At a recent gala for a prestigious arts organization, I showed up in black-tie attire. Because this arts organization has so many high-end donors and I knew there would be a lot of movers and shakers there, I assumed that wearing a tuxedo was the proper dress.
However, when I arrived at the gala, I found that a lot of the men were dressed in business casual attire - shirts with no tie, blazers and casual slacks. I felt like I stood out, and not in a good way. So I took off my tie, stuffed it in my pocket and immediately felt a lot more comfortable.
Working in the arts, it’s sometimes difficult to figure out how to dress in certain situations. By their very nature, artists are offbeat and quirky and defy convention.
So the situation in which I found myself at the prestigious arts institution’s big gala, it’s interesting that I was the one – literally the only one - who showed up in black tie, but felt out of place.
In a recent interview with the Hollywood Reporter, “Black-ish” creator Kenya Barris said he has a uniform that he wears when pitching ideas for television shows to studio executives. He wears jeans, a colorful shirt and a baseball cap turned to the side. This is his look. Apparently having distinctive style is something that is not only respected but expected in Hollywood and the arts, in general.

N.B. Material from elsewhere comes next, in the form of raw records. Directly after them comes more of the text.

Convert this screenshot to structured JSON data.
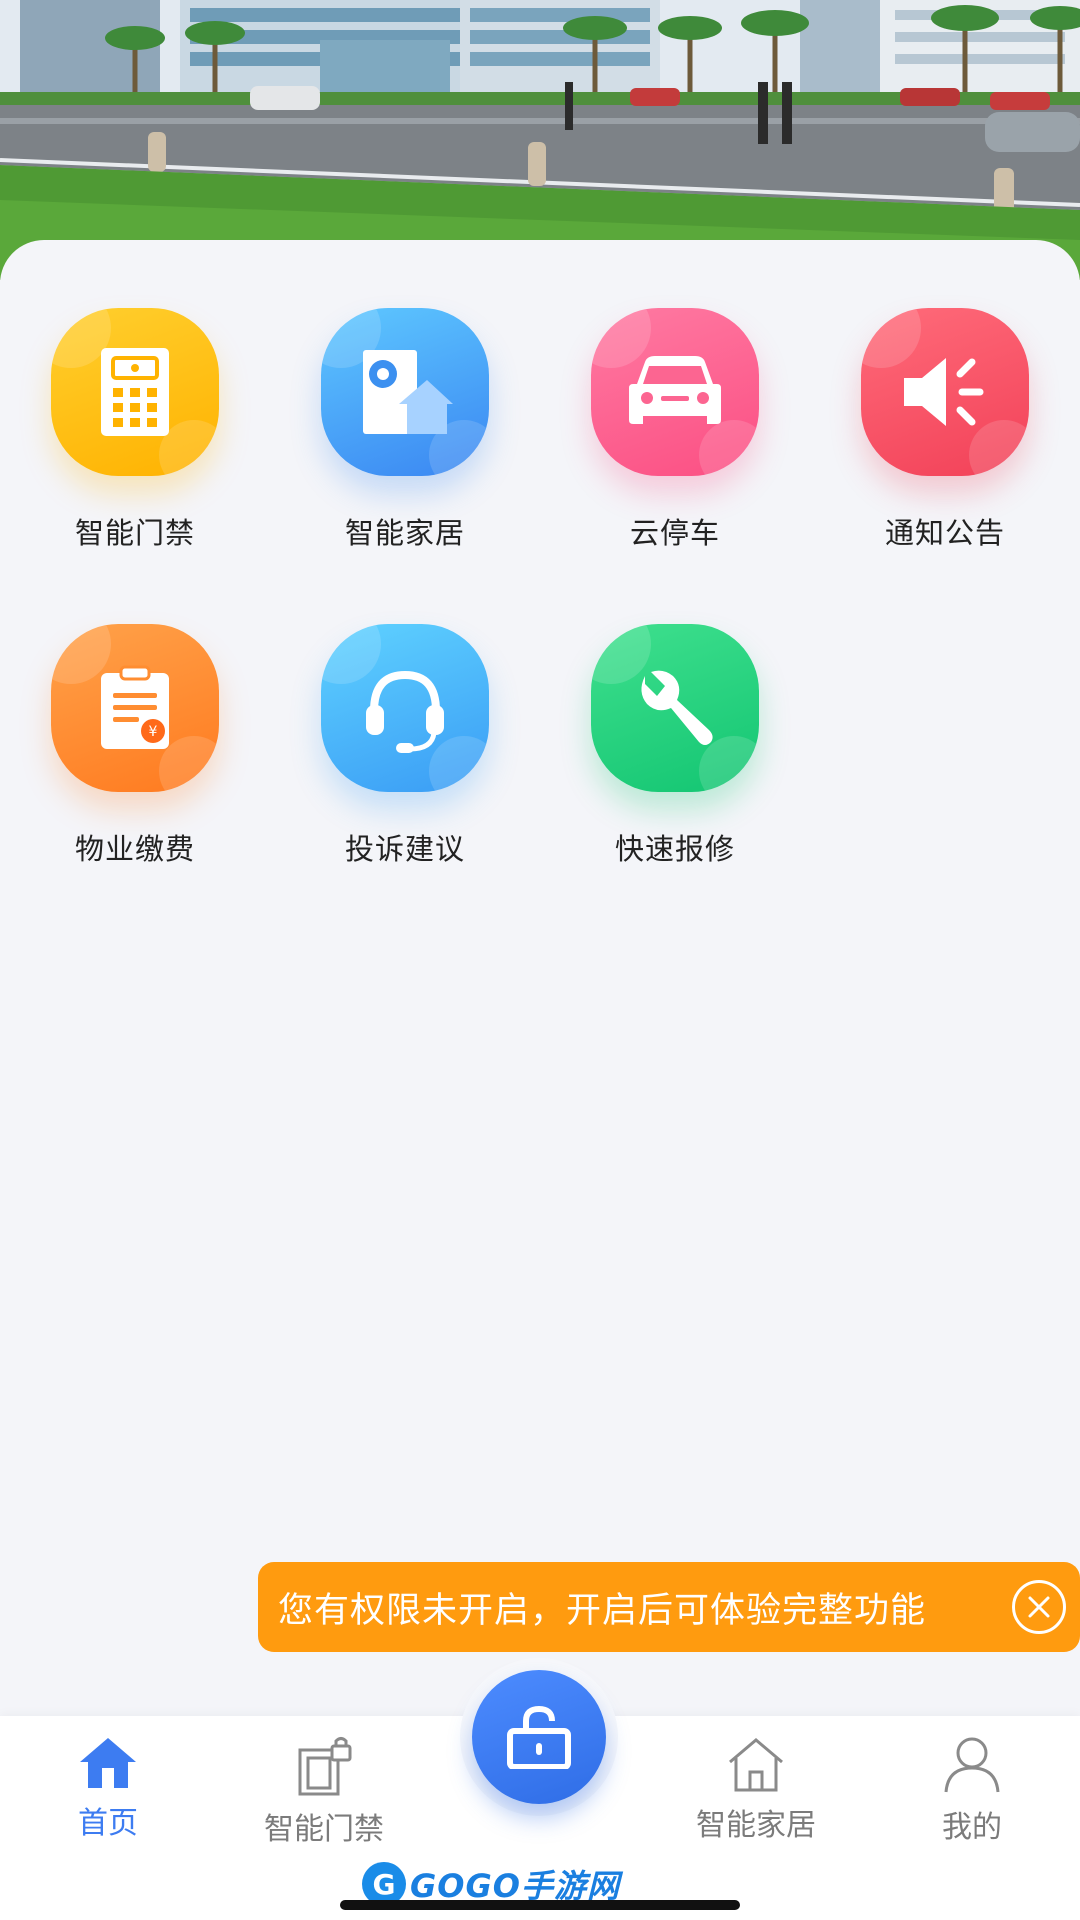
{
  "banner": {
    "image": "street-scene-office-buildings"
  },
  "services": [
    {
      "label": "智能门禁",
      "icon": "door-access-icon",
      "color": "#ffbf12"
    },
    {
      "label": "智能家居",
      "icon": "smart-home-icon",
      "color": "#43a2f7"
    },
    {
      "label": "云停车",
      "icon": "car-icon",
      "color": "#fc6591"
    },
    {
      "label": "通知公告",
      "icon": "speaker-icon",
      "color": "#f45468"
    },
    {
      "label": "物业缴费",
      "icon": "bill-icon",
      "color": "#ff8d31"
    },
    {
      "label": "投诉建议",
      "icon": "headset-icon",
      "color": "#48b4f9"
    },
    {
      "label": "快速报修",
      "icon": "wrench-icon",
      "color": "#22d27f"
    }
  ],
  "notice": {
    "text": "您有权限未开启，开启后可体验完整功能",
    "bg_color": "#ff9b0f"
  },
  "tabbar": {
    "items": [
      {
        "label": "首页",
        "icon": "home-icon",
        "active": true
      },
      {
        "label": "智能门禁",
        "icon": "door-access-icon",
        "active": false
      },
      {
        "label": "智能家居",
        "icon": "house-outline-icon",
        "active": false
      },
      {
        "label": "我的",
        "icon": "user-icon",
        "active": false
      }
    ],
    "center_icon": "unlock-icon",
    "active_color": "#3d7cf1"
  },
  "watermark": {
    "text": "GOGO手游网"
  }
}
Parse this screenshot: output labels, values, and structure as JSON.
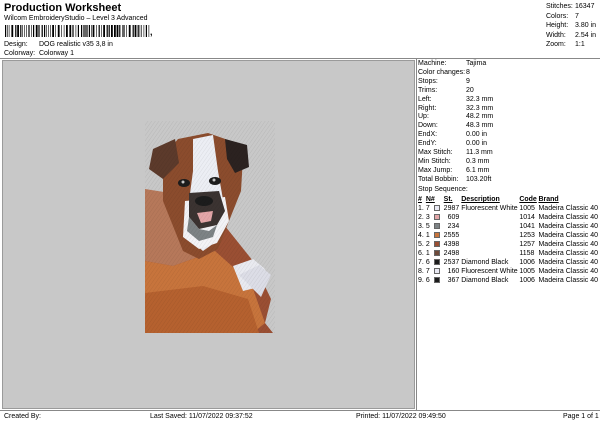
{
  "header": {
    "title": "Production Worksheet",
    "subtitle": "Wilcom EmbroideryStudio – Level 3 Advanced",
    "barcode_tail": ","
  },
  "meta": {
    "design_label": "Design:",
    "design_value": "DOG realistic v35 3,8 in",
    "colorway_label": "Colorway:",
    "colorway_value": "Colorway 1"
  },
  "stats": [
    {
      "label": "Stitches:",
      "value": "16347"
    },
    {
      "label": "Colors:",
      "value": "7"
    },
    {
      "label": "Height:",
      "value": "3.80 in"
    },
    {
      "label": "Width:",
      "value": "2.54 in"
    },
    {
      "label": "Zoom:",
      "value": "1:1"
    }
  ],
  "machine_stats": [
    {
      "label": "Machine:",
      "value": "Tajima"
    },
    {
      "label": "Color changes:",
      "value": "8"
    },
    {
      "label": "Stops:",
      "value": "9"
    },
    {
      "label": "Trims:",
      "value": "20"
    },
    {
      "label": "Left:",
      "value": "32.3 mm"
    },
    {
      "label": "Right:",
      "value": "32.3 mm"
    },
    {
      "label": "Up:",
      "value": "48.2 mm"
    },
    {
      "label": "Down:",
      "value": "48.3 mm"
    },
    {
      "label": "EndX:",
      "value": "0.00 in"
    },
    {
      "label": "EndY:",
      "value": "0.00 in"
    },
    {
      "label": "Max Stitch:",
      "value": "11.3 mm"
    },
    {
      "label": "Min Stitch:",
      "value": "0.3 mm"
    },
    {
      "label": "Max Jump:",
      "value": "6.1 mm"
    },
    {
      "label": "Total Bobbin:",
      "value": "103.20ft"
    }
  ],
  "sequence": {
    "title": "Stop Sequence:",
    "headers": [
      "#",
      "N#",
      "St.",
      "Description",
      "Code",
      "Brand"
    ],
    "rows": [
      {
        "stop": "1.",
        "needle": "7",
        "color": "#eaeaf4",
        "stitches": "2987",
        "description": "Fluorescent White",
        "code": "1005",
        "brand": "Madeira Classic 40"
      },
      {
        "stop": "2.",
        "needle": "3",
        "color": "#e3a6a8",
        "stitches": "609",
        "description": "",
        "code": "1014",
        "brand": "Madeira Classic 40"
      },
      {
        "stop": "3.",
        "needle": "5",
        "color": "#7d8385",
        "stitches": "234",
        "description": "",
        "code": "1041",
        "brand": "Madeira Classic 40"
      },
      {
        "stop": "4.",
        "needle": "1",
        "color": "#c7743c",
        "stitches": "2555",
        "description": "",
        "code": "1253",
        "brand": "Madeira Classic 40"
      },
      {
        "stop": "5.",
        "needle": "2",
        "color": "#9a4f33",
        "stitches": "4398",
        "description": "",
        "code": "1257",
        "brand": "Madeira Classic 40"
      },
      {
        "stop": "6.",
        "needle": "1",
        "color": "#6e4a3a",
        "stitches": "2498",
        "description": "",
        "code": "1158",
        "brand": "Madeira Classic 40"
      },
      {
        "stop": "7.",
        "needle": "6",
        "color": "#1c1c1c",
        "stitches": "2537",
        "description": "Diamond Black",
        "code": "1006",
        "brand": "Madeira Classic 40"
      },
      {
        "stop": "8.",
        "needle": "7",
        "color": "#eaeaf4",
        "stitches": "160",
        "description": "Fluorescent White",
        "code": "1005",
        "brand": "Madeira Classic 40"
      },
      {
        "stop": "9.",
        "needle": "6",
        "color": "#1c1c1c",
        "stitches": "367",
        "description": "Diamond Black",
        "code": "1006",
        "brand": "Madeira Classic 40"
      }
    ]
  },
  "footer": {
    "created": "Created By:",
    "saved": "Last Saved: 11/07/2022 09:37:52",
    "printed": "Printed: 11/07/2022 09:49:50",
    "page": "Page 1 of 1"
  }
}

However, this expectation creates a dilemma for artists who are not yet established. As the saying goes, you never get a second chance to make a first impression.
If you’re an artist and you’re attending a professional meeting, do you go as “yourself” and wear something funky and outrageous? Or do you follow traditional standards of how to dress for a business meeting and play it conservative?
My best guess is to find a middle ground. If you’re having a business meeting that is not an actual job interview, you may want to wear a dress shirt, a blazer and nice slacks or dressy jeans. If you’re able to scope out the scene before the meeting starts and discover that everyone else is dressed less formally, you can always take off the blazer.
Once you get more established, it will be more acceptable for you to dress however you feel inspired to - like a true artist.